EARTH: The Operators’ Manual (ETOM)

January 1st, 2012

EARTH: The Operators’ Manual (ETOM), is a new approach to climate change education, deploying broadcast television, web resources and on-site outreach at science centers and other venues nationwide. ETOM, supported by funding from the National Science Foundation (DRL-0917564),presents an objective, accessible assessment of the Earth’s climate challenges and explores the possibilities for renewable energy; it is designed to leave viewers and project participants informed, energized and optimistic. National outreach partners for the project currently include the Reuben H. Fleet Science Center, the Fort Worth Museum of Science and History, the North Carolina Museum of Natural Sciences, the Science Museum of Minnesota and the Oregon Museum of Science and Industry. ETOM public outreach events kicked off in the spring of 2010, with presentations at the Reuben H. Fleet Science Center during the San Diego Science Festival, and at the Planet Earth Celebration of the North Carolina Museum of Natural Sciences with The Military Goes Green, a program focused on the U.S. Armed Services’ efforts to cut back on fossil fuels. Targeted outreach presentations started in fall 2010, with a keynote speech to 3,000 participants at the SACNAS (the Society for the Advancement of Chicanos and Native Americans in Science) annual conference, and with a Sustainable Fort Worth Roundtable held at the Fort Worth Museum of Science and History. ETOM premiered a one-hour PBS special in April, 2011. Throughout the program (the first of three planned broadcasts), Penn State geologist Richard Alley—contributor to the United Nations panel on climate change and former oil company staffer—leads the audience on a high-definition film trip around the globe. The program gives viewers a thorough grounding in Earth’s climate history and an overview of current dilemmas, but its main message is an upbeat assessment of viable options for sustainable energy. In Denver, Colorado, viewers peer over Alley’s shoulder at the National Ice Core Lab to see how evidence of temperature and atmospheric composition trapped inside chunks of ancient ice conclusively demonstrate that today’s levels of atmospheric CO2 are higher than at any time in the past 400,000 years, a condition largely a result of decades of fossil fuel combustion. Then it’s on to other locations around the world, where developments in sustainable energy are already proving that it is possible to do things differently. The program travels to Brazil, a land of cars running on flex fuels using sugarcane ethanol, and on to the gas-guzzling city of Houston, which is working to support e-vehicles. At the Army’s Fort Irwin and the Marine Corps’ Camp Pendleton, viewers learn why the U.S. military has made it a priority to significantly reduce its reliance on fossil fuels. The ETOM website debuted in March, 2011, and will continue to be developed through 2012. Project evaluation, carried out by Rockman Et Al, has used online and in-person focus groups to provide feedback on rough cuts from the program; they will also assess website usage and the museum outreach components of the project. A companion trade book Earth: The Operators’ Manual authored by Alley is published by W.W. Norton & Co.

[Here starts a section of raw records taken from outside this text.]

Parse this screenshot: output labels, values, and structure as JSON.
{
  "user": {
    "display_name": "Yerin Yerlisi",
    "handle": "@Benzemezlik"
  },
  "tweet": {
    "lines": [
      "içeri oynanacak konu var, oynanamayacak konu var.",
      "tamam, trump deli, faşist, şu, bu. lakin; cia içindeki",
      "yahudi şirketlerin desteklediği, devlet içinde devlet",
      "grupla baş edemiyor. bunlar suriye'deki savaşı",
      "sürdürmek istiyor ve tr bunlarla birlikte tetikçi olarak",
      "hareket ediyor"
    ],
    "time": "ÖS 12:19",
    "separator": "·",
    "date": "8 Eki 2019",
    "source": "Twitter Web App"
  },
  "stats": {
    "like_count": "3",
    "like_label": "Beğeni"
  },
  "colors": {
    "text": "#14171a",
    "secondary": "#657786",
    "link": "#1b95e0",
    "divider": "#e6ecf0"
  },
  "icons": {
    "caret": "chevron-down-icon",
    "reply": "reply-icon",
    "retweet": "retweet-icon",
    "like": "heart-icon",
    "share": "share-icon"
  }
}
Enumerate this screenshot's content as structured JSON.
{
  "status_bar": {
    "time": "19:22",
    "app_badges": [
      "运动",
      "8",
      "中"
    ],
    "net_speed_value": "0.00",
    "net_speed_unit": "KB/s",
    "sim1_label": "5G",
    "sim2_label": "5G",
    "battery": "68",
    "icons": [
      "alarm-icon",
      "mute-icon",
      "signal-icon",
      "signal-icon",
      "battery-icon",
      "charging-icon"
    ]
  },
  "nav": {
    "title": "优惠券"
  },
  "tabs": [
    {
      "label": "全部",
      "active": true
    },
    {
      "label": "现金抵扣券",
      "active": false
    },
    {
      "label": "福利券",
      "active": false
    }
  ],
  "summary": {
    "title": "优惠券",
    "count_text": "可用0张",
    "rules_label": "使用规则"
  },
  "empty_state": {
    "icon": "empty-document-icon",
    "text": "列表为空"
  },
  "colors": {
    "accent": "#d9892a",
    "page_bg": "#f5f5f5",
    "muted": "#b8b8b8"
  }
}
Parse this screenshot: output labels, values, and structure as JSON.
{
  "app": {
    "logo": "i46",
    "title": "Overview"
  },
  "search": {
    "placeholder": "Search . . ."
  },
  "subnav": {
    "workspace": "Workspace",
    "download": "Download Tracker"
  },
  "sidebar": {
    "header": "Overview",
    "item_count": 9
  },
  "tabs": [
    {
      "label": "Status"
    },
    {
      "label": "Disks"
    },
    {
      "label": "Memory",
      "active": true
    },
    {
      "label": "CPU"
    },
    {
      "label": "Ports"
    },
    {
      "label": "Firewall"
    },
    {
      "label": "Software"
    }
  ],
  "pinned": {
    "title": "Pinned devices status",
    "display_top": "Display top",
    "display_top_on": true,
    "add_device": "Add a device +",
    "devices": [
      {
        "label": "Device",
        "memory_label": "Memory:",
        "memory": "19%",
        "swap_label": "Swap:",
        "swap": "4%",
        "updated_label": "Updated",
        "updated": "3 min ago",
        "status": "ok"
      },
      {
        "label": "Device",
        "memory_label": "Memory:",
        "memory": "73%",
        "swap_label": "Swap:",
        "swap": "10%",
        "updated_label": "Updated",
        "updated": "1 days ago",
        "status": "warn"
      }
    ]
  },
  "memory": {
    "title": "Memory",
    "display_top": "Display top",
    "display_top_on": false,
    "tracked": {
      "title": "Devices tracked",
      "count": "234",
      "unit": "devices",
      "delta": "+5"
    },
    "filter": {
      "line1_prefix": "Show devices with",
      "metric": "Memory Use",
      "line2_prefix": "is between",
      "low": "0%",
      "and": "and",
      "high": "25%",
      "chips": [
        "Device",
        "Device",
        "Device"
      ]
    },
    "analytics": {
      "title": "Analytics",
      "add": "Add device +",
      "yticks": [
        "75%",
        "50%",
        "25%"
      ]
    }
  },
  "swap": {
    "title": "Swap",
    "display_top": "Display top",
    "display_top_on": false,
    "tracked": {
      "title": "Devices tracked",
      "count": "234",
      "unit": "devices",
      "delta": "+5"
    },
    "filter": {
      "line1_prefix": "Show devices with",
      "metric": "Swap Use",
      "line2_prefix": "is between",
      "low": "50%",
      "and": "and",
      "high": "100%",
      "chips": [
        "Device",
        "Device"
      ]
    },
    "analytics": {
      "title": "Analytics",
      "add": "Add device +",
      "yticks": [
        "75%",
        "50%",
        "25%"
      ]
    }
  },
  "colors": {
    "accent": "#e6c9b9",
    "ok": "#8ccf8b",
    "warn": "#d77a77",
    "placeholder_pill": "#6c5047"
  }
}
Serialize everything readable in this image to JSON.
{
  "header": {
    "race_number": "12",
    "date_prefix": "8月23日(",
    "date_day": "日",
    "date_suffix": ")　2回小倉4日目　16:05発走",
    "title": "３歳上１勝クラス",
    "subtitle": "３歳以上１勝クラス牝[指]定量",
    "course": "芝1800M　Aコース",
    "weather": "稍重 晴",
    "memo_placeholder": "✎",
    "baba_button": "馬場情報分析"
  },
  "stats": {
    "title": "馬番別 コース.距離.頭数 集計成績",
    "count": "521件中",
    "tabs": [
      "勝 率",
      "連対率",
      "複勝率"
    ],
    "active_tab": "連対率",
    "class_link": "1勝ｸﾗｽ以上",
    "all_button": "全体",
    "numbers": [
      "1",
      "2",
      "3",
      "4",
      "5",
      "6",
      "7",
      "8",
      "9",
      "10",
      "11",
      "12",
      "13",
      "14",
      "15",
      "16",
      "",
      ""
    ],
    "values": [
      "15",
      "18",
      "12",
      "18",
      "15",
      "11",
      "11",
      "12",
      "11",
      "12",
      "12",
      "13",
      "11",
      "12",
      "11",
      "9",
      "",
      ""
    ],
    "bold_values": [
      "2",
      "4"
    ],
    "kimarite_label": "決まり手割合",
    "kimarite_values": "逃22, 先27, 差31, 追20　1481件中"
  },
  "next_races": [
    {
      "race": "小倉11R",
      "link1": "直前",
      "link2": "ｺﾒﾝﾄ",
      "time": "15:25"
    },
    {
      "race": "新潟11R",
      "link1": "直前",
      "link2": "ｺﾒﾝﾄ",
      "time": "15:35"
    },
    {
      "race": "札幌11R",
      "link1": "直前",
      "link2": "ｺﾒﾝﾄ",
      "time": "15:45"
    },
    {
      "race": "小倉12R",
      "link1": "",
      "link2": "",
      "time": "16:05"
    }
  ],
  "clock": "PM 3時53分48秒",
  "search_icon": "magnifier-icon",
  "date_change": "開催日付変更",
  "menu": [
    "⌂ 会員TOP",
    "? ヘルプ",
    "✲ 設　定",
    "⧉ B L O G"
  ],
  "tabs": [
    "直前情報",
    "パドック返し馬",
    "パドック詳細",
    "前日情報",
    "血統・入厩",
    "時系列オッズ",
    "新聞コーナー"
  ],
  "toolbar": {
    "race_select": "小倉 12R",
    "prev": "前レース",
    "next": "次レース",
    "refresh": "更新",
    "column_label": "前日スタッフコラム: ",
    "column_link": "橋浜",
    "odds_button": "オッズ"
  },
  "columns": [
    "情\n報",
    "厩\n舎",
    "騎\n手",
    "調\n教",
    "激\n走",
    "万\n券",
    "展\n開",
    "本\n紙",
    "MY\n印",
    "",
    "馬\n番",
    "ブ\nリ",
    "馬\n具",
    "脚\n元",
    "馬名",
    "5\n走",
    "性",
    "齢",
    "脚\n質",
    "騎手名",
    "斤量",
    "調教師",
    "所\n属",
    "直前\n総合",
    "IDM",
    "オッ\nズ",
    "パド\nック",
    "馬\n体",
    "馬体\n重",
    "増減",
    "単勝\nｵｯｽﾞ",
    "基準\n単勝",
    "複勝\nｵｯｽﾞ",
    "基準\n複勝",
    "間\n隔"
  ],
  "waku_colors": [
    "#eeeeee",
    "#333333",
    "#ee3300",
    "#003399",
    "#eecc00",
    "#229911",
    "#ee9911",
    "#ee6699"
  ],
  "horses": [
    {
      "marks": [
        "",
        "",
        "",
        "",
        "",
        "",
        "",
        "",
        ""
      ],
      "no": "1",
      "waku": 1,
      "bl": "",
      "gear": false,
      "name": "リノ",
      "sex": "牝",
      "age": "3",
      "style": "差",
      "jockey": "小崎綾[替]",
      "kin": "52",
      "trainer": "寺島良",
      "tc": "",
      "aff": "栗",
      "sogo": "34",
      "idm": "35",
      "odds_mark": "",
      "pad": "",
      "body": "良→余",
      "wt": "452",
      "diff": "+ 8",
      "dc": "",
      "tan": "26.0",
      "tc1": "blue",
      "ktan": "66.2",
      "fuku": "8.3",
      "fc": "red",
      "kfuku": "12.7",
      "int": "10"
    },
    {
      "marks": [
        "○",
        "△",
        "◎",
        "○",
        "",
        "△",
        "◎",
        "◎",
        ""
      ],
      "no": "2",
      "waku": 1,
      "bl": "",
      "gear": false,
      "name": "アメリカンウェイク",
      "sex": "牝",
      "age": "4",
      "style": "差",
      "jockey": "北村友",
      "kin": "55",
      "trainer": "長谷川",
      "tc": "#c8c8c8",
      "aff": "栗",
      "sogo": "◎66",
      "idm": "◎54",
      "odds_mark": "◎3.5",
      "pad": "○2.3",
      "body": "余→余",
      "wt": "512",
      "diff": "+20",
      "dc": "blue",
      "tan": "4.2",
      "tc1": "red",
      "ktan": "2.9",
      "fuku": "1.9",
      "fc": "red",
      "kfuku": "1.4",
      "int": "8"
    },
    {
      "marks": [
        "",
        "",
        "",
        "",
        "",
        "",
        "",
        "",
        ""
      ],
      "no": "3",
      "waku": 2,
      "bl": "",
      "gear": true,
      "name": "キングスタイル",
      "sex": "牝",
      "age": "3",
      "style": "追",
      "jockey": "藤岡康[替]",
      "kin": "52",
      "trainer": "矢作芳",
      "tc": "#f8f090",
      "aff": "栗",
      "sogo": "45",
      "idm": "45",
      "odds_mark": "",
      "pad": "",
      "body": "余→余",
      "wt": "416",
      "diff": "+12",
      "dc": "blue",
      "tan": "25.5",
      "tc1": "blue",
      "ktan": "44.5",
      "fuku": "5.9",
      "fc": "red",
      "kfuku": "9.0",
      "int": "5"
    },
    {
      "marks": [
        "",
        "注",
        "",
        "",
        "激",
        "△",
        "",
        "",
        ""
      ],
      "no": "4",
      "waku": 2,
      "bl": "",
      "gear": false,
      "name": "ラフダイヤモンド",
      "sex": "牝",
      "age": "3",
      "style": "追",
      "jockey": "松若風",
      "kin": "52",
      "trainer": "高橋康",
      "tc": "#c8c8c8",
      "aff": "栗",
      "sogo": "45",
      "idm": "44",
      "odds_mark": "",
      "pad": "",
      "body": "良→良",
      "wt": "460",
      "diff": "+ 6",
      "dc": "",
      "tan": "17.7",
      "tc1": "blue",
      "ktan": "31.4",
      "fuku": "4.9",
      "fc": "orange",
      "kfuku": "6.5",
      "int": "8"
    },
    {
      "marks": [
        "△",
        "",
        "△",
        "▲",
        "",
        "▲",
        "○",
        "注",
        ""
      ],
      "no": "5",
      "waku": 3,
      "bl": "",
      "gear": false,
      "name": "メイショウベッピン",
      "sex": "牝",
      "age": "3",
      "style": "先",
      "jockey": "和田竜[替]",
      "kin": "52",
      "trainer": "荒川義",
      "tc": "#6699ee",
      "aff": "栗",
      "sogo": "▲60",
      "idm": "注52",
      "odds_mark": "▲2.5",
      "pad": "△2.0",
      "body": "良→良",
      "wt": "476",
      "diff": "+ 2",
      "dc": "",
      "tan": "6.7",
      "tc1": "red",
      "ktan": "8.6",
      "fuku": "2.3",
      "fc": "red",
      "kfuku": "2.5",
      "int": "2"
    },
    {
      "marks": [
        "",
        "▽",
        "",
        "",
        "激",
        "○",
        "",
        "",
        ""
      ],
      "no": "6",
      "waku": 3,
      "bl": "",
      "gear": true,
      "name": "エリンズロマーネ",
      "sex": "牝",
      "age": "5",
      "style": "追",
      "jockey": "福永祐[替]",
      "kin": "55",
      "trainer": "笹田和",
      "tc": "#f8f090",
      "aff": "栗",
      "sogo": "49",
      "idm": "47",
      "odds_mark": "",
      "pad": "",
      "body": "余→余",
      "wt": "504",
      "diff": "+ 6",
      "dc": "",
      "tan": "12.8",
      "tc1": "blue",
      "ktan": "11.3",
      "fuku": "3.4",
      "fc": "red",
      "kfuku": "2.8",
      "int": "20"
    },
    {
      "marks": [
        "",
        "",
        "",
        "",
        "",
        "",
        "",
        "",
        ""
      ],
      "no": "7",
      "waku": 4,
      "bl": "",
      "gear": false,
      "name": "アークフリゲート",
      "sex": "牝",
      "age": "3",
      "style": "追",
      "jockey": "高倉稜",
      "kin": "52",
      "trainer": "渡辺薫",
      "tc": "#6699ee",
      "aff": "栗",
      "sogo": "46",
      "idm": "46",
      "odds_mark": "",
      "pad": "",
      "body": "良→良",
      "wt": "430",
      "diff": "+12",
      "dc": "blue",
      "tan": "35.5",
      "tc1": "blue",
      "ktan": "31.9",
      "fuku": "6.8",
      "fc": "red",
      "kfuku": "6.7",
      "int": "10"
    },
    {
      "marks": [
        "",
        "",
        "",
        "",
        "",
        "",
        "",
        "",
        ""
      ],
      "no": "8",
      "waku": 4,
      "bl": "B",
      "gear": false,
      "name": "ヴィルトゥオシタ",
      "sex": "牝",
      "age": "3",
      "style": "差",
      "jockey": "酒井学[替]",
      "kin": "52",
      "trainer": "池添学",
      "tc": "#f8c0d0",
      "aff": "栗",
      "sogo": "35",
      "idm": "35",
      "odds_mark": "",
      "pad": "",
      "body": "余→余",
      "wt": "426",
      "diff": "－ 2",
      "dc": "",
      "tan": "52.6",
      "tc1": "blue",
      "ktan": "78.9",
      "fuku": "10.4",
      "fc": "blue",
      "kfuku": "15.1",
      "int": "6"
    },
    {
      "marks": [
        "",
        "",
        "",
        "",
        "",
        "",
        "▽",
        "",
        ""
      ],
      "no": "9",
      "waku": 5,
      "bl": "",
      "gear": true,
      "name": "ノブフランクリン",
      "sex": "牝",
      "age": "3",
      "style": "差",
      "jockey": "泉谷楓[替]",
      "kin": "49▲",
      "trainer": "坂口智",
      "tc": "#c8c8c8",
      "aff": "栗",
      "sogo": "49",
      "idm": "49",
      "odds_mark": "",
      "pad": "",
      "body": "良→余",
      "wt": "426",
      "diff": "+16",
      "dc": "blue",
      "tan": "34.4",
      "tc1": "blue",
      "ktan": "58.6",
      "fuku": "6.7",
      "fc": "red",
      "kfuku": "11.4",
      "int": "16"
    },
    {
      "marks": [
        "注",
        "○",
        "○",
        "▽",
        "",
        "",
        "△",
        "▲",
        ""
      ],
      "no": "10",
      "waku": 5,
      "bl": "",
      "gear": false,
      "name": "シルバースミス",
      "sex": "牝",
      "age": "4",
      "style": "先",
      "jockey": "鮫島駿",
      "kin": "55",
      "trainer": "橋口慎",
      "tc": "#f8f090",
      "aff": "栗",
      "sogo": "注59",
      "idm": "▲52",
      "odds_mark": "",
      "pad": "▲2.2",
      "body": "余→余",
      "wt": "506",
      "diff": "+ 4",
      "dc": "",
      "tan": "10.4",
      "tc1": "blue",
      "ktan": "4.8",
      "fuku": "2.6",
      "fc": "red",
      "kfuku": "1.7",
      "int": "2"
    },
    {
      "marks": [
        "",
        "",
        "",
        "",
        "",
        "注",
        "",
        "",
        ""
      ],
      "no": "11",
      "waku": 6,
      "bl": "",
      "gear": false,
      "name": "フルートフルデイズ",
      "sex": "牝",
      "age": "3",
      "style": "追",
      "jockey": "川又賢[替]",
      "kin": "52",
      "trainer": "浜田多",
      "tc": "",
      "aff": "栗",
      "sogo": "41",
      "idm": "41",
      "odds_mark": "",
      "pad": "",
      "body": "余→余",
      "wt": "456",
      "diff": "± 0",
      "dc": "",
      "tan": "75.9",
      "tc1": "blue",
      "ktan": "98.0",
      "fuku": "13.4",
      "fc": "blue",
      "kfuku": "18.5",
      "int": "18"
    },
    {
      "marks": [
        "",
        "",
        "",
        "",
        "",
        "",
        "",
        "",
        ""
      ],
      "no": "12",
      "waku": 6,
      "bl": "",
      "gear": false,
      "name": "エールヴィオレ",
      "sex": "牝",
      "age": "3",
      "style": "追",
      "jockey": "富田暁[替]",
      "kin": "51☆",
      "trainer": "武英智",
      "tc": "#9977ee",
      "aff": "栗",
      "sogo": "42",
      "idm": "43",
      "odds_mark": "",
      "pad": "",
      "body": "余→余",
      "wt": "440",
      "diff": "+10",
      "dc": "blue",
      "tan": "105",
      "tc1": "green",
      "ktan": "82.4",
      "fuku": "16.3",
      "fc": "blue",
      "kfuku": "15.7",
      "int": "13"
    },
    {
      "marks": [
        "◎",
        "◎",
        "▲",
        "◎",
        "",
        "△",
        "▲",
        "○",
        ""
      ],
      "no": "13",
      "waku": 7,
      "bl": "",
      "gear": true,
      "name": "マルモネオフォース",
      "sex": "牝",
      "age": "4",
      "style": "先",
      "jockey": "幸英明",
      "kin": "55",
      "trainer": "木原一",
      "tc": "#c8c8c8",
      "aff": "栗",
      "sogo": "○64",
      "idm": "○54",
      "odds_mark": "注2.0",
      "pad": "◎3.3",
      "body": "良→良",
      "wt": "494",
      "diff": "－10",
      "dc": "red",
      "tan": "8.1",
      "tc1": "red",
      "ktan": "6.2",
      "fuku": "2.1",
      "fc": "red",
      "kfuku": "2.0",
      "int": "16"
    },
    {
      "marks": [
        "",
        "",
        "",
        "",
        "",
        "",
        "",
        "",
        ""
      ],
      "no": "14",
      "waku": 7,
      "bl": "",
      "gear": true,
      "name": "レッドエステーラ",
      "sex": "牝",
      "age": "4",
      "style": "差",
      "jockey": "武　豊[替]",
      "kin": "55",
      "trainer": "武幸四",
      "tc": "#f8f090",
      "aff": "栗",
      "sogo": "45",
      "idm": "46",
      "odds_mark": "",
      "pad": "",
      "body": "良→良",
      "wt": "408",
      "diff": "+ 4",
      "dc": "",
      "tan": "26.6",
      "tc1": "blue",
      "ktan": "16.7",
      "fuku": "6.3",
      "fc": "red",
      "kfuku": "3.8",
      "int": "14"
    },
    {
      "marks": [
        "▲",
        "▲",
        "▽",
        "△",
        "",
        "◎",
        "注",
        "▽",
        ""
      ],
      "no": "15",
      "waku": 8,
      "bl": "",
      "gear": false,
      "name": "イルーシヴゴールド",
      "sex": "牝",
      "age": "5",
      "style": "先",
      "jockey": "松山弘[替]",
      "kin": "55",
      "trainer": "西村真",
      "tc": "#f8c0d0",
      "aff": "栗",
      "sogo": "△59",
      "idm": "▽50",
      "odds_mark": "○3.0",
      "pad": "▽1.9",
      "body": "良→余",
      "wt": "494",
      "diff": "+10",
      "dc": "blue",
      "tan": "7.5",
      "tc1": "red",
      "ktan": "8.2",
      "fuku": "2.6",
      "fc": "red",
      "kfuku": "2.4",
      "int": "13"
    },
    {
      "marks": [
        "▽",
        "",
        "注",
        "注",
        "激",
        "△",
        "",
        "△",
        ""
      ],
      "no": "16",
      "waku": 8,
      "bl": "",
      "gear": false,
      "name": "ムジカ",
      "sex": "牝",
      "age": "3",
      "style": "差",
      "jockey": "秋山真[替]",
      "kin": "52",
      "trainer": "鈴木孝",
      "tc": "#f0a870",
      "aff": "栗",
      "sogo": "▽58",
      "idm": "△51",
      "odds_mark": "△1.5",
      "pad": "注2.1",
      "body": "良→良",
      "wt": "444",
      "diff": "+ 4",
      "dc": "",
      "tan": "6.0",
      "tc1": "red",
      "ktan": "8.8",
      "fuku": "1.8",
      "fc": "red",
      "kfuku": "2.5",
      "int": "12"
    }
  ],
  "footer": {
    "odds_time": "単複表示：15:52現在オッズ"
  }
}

Project links

EARTH – The Operator’s Manual

Information about the national outreach activities 

For educators  

Additional resources